### DATASET CONTENT
┌────────
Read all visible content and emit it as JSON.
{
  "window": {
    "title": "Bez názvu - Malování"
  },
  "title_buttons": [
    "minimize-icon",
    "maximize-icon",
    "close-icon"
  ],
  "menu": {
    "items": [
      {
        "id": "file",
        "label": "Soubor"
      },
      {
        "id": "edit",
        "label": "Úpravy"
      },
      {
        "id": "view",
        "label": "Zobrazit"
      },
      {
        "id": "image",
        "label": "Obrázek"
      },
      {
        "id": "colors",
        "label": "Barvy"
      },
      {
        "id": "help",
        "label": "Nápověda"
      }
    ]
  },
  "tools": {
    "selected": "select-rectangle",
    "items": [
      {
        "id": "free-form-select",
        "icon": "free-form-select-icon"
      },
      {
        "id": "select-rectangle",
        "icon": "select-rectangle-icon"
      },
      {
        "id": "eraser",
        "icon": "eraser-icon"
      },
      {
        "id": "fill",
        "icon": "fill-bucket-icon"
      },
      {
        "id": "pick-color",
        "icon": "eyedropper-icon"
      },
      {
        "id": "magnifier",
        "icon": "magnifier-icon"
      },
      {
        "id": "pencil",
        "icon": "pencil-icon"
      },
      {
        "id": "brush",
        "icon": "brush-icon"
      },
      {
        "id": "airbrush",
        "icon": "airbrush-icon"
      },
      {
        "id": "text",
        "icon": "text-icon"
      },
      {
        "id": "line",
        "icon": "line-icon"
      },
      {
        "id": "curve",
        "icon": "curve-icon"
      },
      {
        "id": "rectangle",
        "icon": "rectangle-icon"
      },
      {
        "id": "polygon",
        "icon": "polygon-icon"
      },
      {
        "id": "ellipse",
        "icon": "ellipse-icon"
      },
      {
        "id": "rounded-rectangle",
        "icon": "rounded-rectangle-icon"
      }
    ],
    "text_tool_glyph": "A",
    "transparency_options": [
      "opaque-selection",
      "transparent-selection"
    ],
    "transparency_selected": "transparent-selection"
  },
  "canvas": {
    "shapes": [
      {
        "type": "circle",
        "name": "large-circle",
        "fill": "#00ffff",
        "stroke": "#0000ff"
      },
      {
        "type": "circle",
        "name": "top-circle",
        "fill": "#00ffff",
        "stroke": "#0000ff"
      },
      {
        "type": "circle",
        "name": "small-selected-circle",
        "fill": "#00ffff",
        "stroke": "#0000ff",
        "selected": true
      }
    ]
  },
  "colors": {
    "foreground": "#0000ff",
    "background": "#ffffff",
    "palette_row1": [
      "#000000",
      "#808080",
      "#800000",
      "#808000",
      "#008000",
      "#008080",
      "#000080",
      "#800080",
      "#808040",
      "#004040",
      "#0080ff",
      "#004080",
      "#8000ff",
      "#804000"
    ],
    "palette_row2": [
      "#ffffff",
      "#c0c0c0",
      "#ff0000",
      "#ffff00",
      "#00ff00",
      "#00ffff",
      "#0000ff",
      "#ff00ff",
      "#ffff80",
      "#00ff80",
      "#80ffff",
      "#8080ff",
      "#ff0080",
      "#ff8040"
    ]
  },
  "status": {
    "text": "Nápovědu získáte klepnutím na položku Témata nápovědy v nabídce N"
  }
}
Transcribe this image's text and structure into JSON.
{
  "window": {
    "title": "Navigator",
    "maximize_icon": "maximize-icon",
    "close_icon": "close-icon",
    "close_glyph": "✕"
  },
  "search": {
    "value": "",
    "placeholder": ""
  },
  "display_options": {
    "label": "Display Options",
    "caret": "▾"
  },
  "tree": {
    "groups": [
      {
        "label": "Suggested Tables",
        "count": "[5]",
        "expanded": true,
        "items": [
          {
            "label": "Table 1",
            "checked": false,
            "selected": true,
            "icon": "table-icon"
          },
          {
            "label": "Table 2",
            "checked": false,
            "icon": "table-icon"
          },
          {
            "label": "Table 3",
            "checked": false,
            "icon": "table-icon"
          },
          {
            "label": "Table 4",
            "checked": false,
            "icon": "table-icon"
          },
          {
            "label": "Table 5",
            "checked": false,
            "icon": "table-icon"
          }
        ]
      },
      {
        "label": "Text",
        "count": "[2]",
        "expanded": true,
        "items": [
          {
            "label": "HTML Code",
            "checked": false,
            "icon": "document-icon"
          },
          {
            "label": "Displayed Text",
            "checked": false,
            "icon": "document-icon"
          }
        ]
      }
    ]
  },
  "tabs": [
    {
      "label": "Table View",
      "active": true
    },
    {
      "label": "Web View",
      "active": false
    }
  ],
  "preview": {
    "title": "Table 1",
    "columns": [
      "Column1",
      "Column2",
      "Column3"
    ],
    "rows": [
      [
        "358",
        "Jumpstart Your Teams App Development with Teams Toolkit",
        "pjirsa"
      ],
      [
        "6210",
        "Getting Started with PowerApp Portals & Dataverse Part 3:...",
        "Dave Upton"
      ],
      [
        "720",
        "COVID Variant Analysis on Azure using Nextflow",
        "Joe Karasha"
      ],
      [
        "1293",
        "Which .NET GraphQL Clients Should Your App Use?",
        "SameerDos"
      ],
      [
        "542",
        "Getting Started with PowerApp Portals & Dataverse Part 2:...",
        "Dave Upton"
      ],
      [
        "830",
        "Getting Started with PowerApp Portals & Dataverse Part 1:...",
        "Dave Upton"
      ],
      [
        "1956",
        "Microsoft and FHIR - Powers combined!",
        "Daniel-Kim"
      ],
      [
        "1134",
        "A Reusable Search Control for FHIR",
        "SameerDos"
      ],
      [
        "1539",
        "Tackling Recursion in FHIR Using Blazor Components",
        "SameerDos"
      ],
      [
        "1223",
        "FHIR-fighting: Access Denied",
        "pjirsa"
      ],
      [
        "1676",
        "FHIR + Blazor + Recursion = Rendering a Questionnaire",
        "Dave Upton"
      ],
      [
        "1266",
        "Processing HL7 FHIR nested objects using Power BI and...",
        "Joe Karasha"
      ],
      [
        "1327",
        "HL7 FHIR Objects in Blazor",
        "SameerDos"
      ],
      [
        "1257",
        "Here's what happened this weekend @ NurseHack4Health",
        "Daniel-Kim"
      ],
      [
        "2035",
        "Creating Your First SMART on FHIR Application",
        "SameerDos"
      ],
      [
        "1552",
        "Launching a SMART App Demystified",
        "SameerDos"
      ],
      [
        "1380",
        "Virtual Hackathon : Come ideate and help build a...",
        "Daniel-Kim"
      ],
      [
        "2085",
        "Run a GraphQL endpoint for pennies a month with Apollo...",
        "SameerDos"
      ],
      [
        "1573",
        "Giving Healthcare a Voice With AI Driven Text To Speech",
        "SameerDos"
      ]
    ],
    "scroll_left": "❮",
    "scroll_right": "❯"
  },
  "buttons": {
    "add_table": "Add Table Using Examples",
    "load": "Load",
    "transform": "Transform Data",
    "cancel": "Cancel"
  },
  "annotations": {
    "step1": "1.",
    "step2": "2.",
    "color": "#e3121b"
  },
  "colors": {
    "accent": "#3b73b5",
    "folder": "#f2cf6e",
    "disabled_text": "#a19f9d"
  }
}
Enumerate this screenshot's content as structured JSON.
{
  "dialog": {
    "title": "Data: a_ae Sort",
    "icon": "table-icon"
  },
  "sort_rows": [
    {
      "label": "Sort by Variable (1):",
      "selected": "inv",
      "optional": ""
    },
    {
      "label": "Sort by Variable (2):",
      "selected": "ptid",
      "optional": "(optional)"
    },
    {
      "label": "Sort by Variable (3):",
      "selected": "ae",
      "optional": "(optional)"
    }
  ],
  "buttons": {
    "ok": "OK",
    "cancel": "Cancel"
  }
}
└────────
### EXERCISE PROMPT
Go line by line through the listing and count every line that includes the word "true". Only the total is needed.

### RESPONSE TO THIS EXERCISE
5